Palestinian Mahmoud Darwish was born in al-Birwa in Galilee, a village that was occupied and later razed by the Israeli army. Because they had missed the official Israeli census, Darwish and his family were considered “internal refugees” or “present-absent aliens.” Darwish lived for many years in exile in Beirut and Paris. He is the author of over 30 books of poetry and eight books of prose, and earned the Lannan Cultural Freedom Prize from the Lannan Foundation, the Lenin Peace Prize, and the Knight of Arts and Belles Lettres Medal from France.
In the 1960s Darwish was imprisoned for reciting poetry and traveling between villages without a permit. Considered a “resistance poet,” he was placed under house arrest when his poem “Identity Card” was turned into a protest song. After spending a year at a university of Moscow in 1970, Darwish worked at the newspaper Al-Ahram in Cairo. He subsequently lived in Beirut, where he edited the journal Palestinian Affairs from 1973 to 1982. In 1981 he founded and edited the journal Al-Karmel. Darwish served from 1987 to 1993 on the executive committee of the Palestinian Liberation Organization. In 1996 he was permitted to return from exile to visit friends and family in Israel and Palestine.

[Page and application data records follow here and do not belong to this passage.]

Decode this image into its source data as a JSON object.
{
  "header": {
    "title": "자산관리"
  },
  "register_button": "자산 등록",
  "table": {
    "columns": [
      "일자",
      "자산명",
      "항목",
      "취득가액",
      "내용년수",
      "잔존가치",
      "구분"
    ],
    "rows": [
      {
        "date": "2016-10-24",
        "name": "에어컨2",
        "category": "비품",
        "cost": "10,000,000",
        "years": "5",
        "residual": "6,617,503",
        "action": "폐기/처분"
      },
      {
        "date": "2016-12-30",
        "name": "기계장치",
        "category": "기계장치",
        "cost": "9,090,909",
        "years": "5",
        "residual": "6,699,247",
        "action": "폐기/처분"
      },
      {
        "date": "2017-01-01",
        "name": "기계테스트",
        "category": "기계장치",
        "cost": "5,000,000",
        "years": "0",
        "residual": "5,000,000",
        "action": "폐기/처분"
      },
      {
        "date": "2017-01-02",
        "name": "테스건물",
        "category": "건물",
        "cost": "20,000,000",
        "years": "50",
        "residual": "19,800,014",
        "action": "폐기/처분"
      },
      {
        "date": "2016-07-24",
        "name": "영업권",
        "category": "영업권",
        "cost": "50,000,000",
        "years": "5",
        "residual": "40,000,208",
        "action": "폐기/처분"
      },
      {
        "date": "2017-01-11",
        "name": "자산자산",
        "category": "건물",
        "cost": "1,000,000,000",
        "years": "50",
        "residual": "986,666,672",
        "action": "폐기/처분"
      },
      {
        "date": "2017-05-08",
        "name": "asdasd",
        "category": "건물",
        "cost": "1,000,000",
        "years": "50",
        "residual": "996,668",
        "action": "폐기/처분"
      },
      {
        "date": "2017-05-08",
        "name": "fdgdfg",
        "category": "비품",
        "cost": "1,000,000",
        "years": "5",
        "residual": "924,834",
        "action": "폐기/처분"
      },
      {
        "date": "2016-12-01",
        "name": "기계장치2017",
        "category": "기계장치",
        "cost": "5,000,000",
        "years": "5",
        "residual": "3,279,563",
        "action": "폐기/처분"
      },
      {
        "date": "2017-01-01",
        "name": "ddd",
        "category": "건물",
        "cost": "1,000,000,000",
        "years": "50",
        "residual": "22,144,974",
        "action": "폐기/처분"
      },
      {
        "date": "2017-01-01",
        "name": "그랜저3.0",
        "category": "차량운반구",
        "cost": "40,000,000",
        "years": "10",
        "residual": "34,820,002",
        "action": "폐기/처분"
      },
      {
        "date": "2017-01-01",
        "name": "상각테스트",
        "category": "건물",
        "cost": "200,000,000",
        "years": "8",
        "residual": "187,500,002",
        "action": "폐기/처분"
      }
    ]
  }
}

Mahmoud Darwish’s early work of the 1960s and 1970s reflects his unhappiness with the occupation of his native land. Carolyn Forché and Runir Akash noted in their introduction to Unfortunately It Was Paradise (2003) that “as much as [Darwish] is the voice of the Palestinian Diaspora, he is the voice of the fragmented soul.” Forché and Akash commented also on his 20th volume, Mural: “Assimilating centuries of Arabic poetic forms and applying the chisel of modern sensibility to the richly veined ore of its literary past, Darwish subjected his art to the impress of exile and to his own demand that the work remain true to itself, independent of its critical or public reception.”
Poet Naomi Shihab Nye commented on the poems in Unfortunately It Was Paradise: “[T]he style here is quintessential Darwish—lyrical, imagistic, plaintive, haunting, always passionate, and elegant—and never anything less than free—what he would dream for all his people.”
Mahmoud Darwish died in 2008 in Houston, Texas.